● **TASK INSTRUCTIONS**: All records are to be retyped faithfully and completely.

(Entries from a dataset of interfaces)
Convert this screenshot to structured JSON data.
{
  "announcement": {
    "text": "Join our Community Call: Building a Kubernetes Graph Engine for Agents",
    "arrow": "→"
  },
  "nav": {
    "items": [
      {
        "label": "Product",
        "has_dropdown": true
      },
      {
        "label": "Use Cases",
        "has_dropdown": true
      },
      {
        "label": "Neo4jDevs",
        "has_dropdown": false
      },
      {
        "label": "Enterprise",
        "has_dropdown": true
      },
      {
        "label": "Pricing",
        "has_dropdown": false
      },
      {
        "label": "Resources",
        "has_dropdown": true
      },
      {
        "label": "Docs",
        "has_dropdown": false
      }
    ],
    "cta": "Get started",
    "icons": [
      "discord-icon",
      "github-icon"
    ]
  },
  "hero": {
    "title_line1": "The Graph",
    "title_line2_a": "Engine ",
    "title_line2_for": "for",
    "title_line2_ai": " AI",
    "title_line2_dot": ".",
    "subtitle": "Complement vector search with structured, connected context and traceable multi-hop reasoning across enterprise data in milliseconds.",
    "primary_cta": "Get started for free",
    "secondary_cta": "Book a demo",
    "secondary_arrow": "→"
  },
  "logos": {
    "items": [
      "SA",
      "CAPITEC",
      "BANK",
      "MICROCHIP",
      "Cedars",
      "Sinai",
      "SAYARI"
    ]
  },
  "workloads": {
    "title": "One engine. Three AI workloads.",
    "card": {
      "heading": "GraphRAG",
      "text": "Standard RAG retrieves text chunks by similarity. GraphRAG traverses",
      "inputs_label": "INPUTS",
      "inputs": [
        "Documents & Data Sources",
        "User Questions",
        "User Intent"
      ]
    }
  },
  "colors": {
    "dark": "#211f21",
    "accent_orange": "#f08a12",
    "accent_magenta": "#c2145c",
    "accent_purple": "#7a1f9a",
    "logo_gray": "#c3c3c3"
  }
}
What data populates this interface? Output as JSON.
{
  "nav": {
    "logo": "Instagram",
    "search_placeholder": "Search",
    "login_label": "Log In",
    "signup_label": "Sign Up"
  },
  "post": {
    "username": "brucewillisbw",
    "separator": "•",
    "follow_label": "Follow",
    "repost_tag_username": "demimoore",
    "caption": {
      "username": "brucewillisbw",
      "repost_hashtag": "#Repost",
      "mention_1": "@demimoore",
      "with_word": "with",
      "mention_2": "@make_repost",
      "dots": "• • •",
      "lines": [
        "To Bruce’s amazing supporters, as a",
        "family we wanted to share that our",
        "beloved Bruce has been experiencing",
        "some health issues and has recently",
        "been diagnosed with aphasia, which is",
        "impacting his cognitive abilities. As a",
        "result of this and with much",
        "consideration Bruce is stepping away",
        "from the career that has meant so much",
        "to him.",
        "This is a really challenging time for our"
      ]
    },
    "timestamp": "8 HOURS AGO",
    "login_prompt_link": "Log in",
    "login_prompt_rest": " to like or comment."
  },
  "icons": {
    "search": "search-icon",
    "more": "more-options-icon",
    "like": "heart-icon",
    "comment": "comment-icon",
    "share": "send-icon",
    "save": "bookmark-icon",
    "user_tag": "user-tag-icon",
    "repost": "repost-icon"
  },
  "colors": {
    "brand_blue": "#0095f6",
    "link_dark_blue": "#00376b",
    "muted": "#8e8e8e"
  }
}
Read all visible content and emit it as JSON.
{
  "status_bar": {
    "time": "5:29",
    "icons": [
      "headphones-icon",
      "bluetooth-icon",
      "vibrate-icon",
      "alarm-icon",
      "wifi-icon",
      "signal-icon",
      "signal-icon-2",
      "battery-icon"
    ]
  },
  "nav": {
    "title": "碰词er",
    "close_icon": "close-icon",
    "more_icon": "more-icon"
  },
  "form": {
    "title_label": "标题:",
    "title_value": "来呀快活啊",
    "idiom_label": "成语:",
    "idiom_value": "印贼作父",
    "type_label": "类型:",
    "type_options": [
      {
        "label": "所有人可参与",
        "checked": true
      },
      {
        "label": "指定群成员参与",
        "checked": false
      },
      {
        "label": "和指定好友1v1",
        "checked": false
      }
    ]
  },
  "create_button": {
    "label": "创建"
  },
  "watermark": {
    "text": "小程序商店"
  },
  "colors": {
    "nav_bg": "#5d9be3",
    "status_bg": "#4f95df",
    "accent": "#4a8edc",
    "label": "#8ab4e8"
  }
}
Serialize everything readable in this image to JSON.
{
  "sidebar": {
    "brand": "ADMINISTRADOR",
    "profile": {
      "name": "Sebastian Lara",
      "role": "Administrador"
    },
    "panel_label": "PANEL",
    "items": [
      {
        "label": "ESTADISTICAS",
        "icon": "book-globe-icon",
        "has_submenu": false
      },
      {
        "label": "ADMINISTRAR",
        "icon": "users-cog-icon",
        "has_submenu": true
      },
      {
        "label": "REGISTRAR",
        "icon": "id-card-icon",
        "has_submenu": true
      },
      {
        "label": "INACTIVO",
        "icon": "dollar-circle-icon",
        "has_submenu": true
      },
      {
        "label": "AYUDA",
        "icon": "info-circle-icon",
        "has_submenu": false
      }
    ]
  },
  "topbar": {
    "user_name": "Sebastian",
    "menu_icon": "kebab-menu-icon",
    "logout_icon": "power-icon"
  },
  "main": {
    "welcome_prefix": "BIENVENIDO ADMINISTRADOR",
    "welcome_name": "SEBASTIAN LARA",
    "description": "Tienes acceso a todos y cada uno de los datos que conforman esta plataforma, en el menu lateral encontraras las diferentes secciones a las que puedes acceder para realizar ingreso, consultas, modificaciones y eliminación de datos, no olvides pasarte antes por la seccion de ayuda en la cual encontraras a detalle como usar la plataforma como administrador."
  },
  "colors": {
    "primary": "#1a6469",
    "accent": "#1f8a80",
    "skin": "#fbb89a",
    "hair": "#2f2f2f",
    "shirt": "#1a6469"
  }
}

● **RESPONSE AREA**:
Convert this screenshot to structured JSON data.
{
  "announcement": {
    "text": "Join our Community Call: Building a Kubernetes Graph Engine for Agents",
    "arrow": "→"
  },
  "nav": {
    "items": [
      {
        "label": "Product",
        "has_dropdown": true
      },
      {
        "label": "Use Cases",
        "has_dropdown": true
      },
      {
        "label": "Neo4jDevs",
        "has_dropdown": false
      },
      {
        "label": "Enterprise",
        "has_dropdown": true
      },
      {
        "label": "Pricing",
        "has_dropdown": false
      },
      {
        "label": "Resources",
        "has_dropdown": true
      },
      {
        "label": "Docs",
        "has_dropdown": false
      }
    ],
    "cta": "Get started",
    "icons": [
      "discord-icon",
      "github-icon"
    ]
  },
  "hero": {
    "title_line1": "The Graph",
    "title_line2_a": "Engine ",
    "title_line2_for": "for",
    "title_line2_ai": " AI",
    "title_line2_dot": ".",
    "subtitle": "Complement vector search with structured, connected context and traceable multi-hop reasoning across enterprise data in milliseconds.",
    "primary_cta": "Get started for free",
    "secondary_cta": "Book a demo",
    "secondary_arrow": "→"
  },
  "logos": {
    "items": [
      "SA",
      "CAPITEC",
      "BANK",
      "MICROCHIP",
      "Cedars",
      "Sinai",
      "SAYARI"
    ]
  },
  "workloads": {
    "title": "One engine. Three AI workloads.",
    "card": {
      "heading": "GraphRAG",
      "text": "Standard RAG retrieves text chunks by similarity. GraphRAG traverses",
      "inputs_label": "INPUTS",
      "inputs": [
        "Documents & Data Sources",
        "User Questions",
        "User Intent"
      ]
    }
  },
  "colors": {
    "dark": "#211f21",
    "accent_orange": "#f08a12",
    "accent_magenta": "#c2145c",
    "accent_purple": "#7a1f9a",
    "logo_gray": "#c3c3c3"
  }
}
What data populates this interface? Output as JSON.
{
  "nav": {
    "logo": "Instagram",
    "search_placeholder": "Search",
    "login_label": "Log In",
    "signup_label": "Sign Up"
  },
  "post": {
    "username": "brucewillisbw",
    "separator": "•",
    "follow_label": "Follow",
    "repost_tag_username": "demimoore",
    "caption": {
      "username": "brucewillisbw",
      "repost_hashtag": "#Repost",
      "mention_1": "@demimoore",
      "with_word": "with",
      "mention_2": "@make_repost",
      "dots": "• • •",
      "lines": [
        "To Bruce’s amazing supporters, as a",
        "family we wanted to share that our",
        "beloved Bruce has been experiencing",
        "some health issues and has recently",
        "been diagnosed with aphasia, which is",
        "impacting his cognitive abilities. As a",
        "result of this and with much",
        "consideration Bruce is stepping away",
        "from the career that has meant so much",
        "to him.",
        "This is a really challenging time for our"
      ]
    },
    "timestamp": "8 HOURS AGO",
    "login_prompt_link": "Log in",
    "login_prompt_rest": " to like or comment."
  },
  "icons": {
    "search": "search-icon",
    "more": "more-options-icon",
    "like": "heart-icon",
    "comment": "comment-icon",
    "share": "send-icon",
    "save": "bookmark-icon",
    "user_tag": "user-tag-icon",
    "repost": "repost-icon"
  },
  "colors": {
    "brand_blue": "#0095f6",
    "link_dark_blue": "#00376b",
    "muted": "#8e8e8e"
  }
}
Read all visible content and emit it as JSON.
{
  "status_bar": {
    "time": "5:29",
    "icons": [
      "headphones-icon",
      "bluetooth-icon",
      "vibrate-icon",
      "alarm-icon",
      "wifi-icon",
      "signal-icon",
      "signal-icon-2",
      "battery-icon"
    ]
  },
  "nav": {
    "title": "碰词er",
    "close_icon": "close-icon",
    "more_icon": "more-icon"
  },
  "form": {
    "title_label": "标题:",
    "title_value": "来呀快活啊",
    "idiom_label": "成语:",
    "idiom_value": "印贼作父",
    "type_label": "类型:",
    "type_options": [
      {
        "label": "所有人可参与",
        "checked": true
      },
      {
        "label": "指定群成员参与",
        "checked": false
      },
      {
        "label": "和指定好友1v1",
        "checked": false
      }
    ]
  },
  "create_button": {
    "label": "创建"
  },
  "watermark": {
    "text": "小程序商店"
  },
  "colors": {
    "nav_bg": "#5d9be3",
    "status_bg": "#4f95df",
    "accent": "#4a8edc",
    "label": "#8ab4e8"
  }
}
Serialize everything readable in this image to JSON.
{
  "sidebar": {
    "brand": "ADMINISTRADOR",
    "profile": {
      "name": "Sebastian Lara",
      "role": "Administrador"
    },
    "panel_label": "PANEL",
    "items": [
      {
        "label": "ESTADISTICAS",
        "icon": "book-globe-icon",
        "has_submenu": false
      },
      {
        "label": "ADMINISTRAR",
        "icon": "users-cog-icon",
        "has_submenu": true
      },
      {
        "label": "REGISTRAR",
        "icon": "id-card-icon",
        "has_submenu": true
      },
      {
        "label": "INACTIVO",
        "icon": "dollar-circle-icon",
        "has_submenu": true
      },
      {
        "label": "AYUDA",
        "icon": "info-circle-icon",
        "has_submenu": false
      }
    ]
  },
  "topbar": {
    "user_name": "Sebastian",
    "menu_icon": "kebab-menu-icon",
    "logout_icon": "power-icon"
  },
  "main": {
    "welcome_prefix": "BIENVENIDO ADMINISTRADOR",
    "welcome_name": "SEBASTIAN LARA",
    "description": "Tienes acceso a todos y cada uno de los datos que conforman esta plataforma, en el menu lateral encontraras las diferentes secciones a las que puedes acceder para realizar ingreso, consultas, modificaciones y eliminación de datos, no olvides pasarte antes por la seccion de ayuda en la cual encontraras a detalle como usar la plataforma como administrador."
  },
  "colors": {
    "primary": "#1a6469",
    "accent": "#1f8a80",
    "skin": "#fbb89a",
    "hair": "#2f2f2f",
    "shirt": "#1a6469"
  }
}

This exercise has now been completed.